Reproduce each line of the entries that carries "username".
Top of Provided data
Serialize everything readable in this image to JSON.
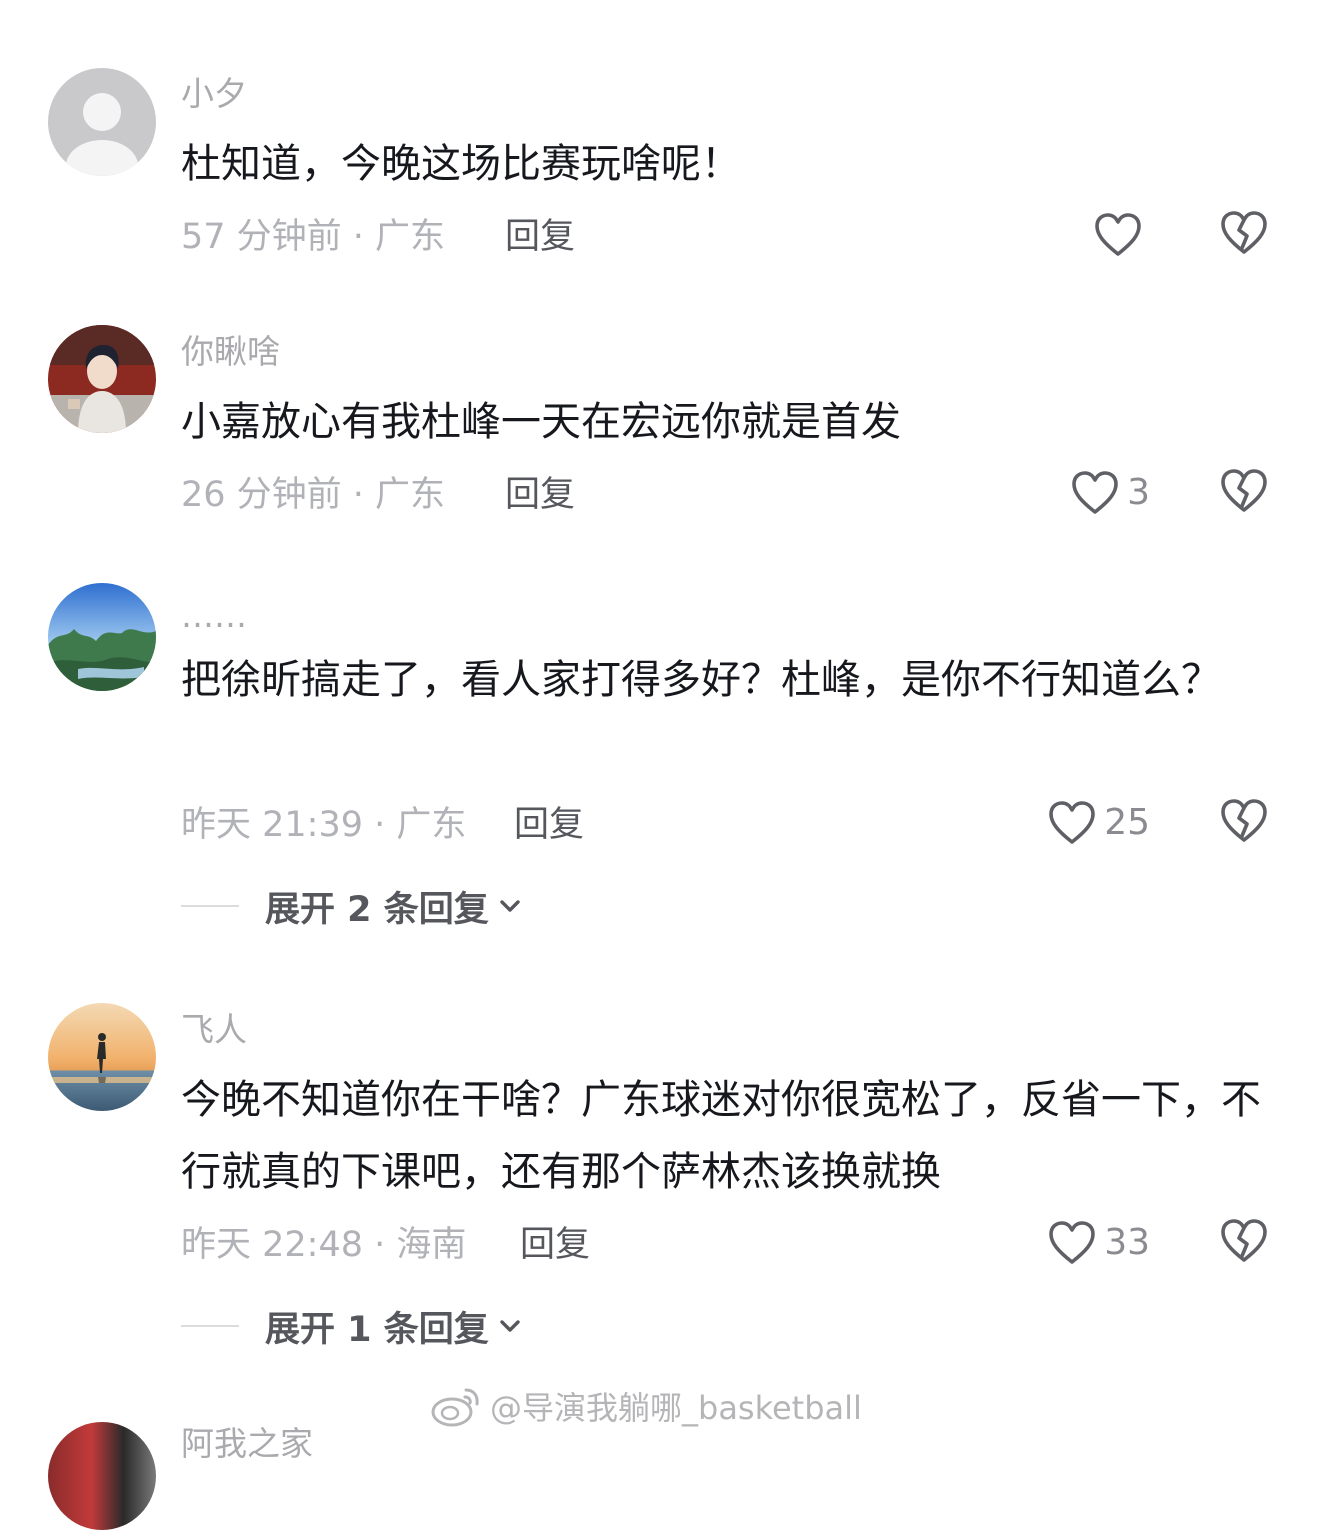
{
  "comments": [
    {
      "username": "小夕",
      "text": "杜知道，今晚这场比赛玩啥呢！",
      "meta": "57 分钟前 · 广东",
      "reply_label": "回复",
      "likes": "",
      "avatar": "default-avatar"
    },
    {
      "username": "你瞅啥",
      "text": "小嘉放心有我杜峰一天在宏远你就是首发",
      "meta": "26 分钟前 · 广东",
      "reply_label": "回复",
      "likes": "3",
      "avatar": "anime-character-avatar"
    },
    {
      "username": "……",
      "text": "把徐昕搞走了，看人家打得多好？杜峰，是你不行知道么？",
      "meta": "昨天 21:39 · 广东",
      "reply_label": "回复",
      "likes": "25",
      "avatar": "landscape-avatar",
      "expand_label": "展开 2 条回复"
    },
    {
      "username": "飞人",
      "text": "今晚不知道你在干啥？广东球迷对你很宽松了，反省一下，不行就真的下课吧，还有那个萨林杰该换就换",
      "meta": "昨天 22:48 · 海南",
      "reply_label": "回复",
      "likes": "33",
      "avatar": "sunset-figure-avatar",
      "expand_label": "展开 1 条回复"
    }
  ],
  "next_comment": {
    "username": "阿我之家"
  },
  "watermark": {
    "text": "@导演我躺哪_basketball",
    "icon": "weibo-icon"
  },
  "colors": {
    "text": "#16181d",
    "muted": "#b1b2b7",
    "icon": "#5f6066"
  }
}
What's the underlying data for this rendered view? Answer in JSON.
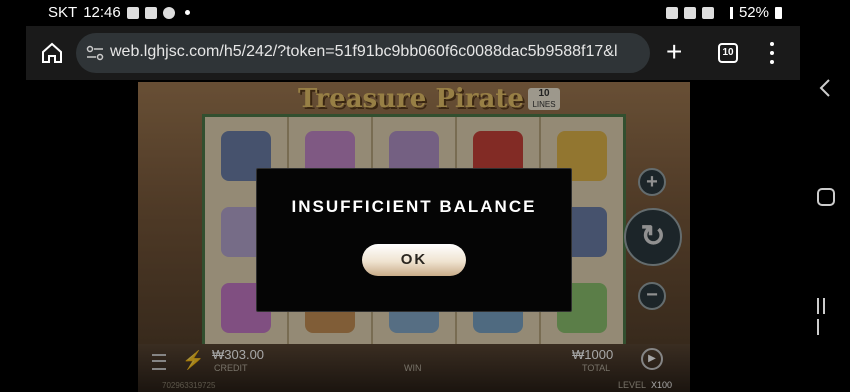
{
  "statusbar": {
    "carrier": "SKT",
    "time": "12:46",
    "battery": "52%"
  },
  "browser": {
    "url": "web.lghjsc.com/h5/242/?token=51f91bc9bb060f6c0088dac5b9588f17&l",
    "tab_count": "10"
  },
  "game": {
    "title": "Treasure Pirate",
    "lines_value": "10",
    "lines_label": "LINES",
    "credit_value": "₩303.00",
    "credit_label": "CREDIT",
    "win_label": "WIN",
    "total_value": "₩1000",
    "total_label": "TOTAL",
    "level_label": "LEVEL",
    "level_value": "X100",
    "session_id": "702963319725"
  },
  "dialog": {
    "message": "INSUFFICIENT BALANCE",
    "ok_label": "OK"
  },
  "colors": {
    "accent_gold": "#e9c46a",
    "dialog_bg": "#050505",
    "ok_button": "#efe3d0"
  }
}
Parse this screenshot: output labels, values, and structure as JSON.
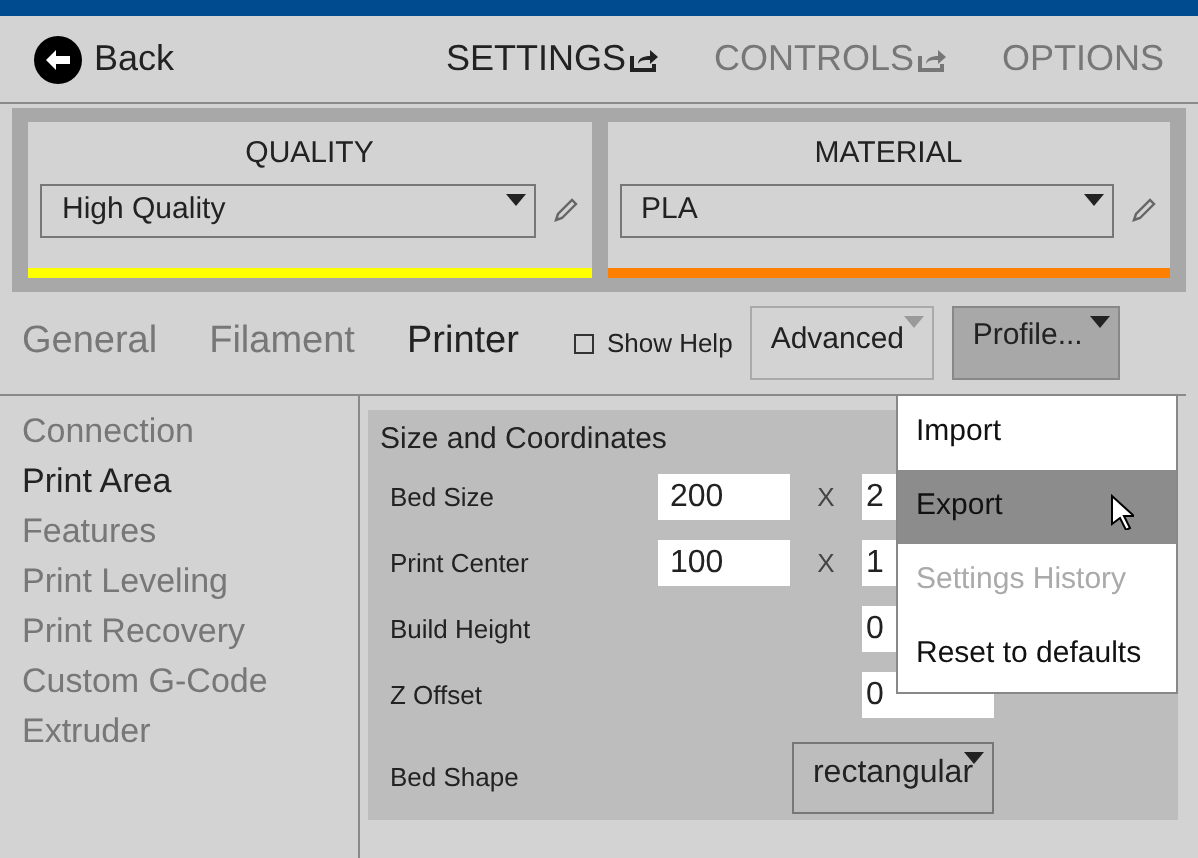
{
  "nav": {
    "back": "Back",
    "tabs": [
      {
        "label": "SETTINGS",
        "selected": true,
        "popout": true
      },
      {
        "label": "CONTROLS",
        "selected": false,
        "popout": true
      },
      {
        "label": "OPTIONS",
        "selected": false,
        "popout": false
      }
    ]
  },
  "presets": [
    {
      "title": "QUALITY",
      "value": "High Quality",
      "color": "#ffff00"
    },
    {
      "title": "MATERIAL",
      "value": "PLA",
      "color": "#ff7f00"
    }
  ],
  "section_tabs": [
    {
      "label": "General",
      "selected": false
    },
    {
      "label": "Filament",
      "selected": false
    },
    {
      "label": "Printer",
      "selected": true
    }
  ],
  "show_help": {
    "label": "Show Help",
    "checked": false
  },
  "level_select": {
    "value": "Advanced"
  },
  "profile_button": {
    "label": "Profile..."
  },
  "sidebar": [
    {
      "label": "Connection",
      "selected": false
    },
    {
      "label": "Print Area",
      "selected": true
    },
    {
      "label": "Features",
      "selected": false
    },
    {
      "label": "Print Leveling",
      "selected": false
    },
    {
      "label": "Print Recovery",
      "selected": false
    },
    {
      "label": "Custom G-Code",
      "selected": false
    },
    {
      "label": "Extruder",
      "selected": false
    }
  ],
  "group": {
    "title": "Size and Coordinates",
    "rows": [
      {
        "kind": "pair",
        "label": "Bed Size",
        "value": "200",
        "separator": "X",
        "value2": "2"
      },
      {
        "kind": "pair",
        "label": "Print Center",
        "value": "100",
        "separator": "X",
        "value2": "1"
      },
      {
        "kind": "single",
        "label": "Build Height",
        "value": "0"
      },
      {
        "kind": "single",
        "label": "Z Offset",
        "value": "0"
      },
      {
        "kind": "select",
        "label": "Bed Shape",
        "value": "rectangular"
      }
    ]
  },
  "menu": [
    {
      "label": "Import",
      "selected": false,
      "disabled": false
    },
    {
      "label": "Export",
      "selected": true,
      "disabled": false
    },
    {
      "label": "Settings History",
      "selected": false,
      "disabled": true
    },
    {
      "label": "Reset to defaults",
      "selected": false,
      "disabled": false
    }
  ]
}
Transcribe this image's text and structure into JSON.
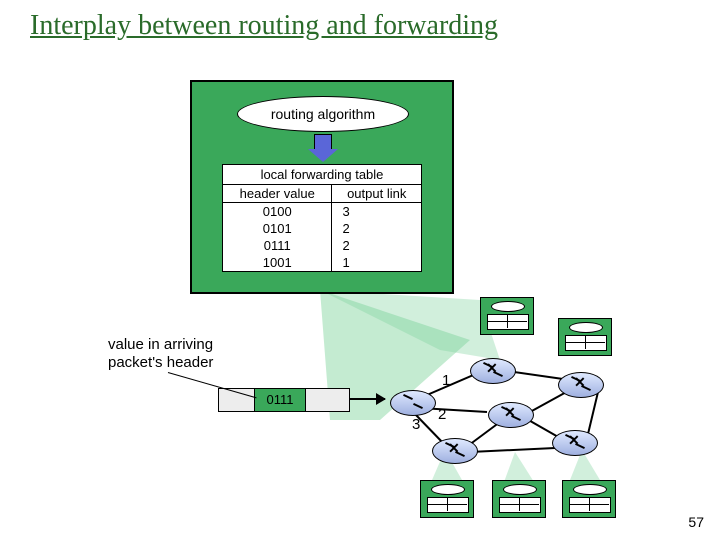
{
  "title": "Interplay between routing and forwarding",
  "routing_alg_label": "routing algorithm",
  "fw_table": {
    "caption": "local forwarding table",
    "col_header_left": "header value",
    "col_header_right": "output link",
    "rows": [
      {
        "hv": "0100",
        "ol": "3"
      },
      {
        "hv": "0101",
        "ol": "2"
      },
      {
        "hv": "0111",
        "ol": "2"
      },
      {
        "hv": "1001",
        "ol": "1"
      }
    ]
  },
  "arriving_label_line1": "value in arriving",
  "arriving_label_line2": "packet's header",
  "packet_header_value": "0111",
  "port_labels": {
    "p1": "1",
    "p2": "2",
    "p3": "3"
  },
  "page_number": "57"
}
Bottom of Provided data
▸ Result of this exercise
      "username": "小夕",
      "username": "你瞅啥",
      "username": "……",
      "username": "飞人",
    "username": "阿我之家"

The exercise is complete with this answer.